• **EXERCISE**:
Where in the data does the word "label" appear? Find those lines and copy them.

--- RECORDS TO PROCESS ---

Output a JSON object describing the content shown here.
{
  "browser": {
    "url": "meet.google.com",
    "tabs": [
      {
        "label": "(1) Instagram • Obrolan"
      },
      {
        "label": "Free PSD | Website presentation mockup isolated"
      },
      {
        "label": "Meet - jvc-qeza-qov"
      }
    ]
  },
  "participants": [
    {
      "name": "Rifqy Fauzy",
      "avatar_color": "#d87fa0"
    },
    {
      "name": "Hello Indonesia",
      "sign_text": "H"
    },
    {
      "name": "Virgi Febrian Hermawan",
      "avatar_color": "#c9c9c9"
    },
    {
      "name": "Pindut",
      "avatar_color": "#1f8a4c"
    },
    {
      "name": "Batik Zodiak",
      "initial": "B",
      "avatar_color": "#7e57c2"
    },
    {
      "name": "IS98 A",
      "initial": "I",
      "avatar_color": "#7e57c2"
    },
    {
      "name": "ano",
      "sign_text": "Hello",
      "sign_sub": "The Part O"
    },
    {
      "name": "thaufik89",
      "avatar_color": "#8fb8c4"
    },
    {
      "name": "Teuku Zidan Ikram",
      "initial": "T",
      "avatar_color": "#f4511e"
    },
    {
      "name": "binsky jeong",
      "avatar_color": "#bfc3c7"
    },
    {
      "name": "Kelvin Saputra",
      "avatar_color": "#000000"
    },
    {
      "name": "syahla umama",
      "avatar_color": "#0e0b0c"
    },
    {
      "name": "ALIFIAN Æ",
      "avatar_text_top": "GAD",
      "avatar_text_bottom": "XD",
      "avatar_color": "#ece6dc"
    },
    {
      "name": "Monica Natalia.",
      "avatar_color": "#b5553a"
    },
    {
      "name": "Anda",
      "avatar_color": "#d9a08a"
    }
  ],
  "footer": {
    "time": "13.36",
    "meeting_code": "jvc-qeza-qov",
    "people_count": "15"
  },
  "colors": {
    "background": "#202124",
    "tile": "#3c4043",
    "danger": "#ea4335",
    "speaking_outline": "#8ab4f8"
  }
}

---
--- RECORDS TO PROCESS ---

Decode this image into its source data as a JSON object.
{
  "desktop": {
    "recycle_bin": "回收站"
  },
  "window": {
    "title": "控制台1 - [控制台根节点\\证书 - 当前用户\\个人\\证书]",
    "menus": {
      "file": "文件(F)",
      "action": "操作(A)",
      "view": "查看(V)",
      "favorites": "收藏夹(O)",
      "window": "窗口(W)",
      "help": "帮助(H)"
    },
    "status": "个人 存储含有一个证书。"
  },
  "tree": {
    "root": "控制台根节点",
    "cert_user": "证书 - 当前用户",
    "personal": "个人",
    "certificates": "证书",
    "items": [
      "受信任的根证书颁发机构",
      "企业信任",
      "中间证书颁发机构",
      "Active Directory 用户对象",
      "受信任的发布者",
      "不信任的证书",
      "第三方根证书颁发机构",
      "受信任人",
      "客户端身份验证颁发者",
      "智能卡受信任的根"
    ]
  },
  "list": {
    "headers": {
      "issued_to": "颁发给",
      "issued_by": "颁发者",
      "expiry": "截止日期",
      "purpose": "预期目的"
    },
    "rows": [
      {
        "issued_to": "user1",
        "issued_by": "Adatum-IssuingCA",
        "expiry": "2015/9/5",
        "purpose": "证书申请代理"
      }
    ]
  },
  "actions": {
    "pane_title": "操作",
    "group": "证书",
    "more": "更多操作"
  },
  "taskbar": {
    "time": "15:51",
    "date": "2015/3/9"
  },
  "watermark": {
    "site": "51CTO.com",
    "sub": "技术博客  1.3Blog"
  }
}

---

• **RESPONSE BELOW**:
        "label": "(1) Instagram • Obrolan"
        "label": "Free PSD | Website presentation mockup isolated"
        "label": "Meet - jvc-qeza-qov"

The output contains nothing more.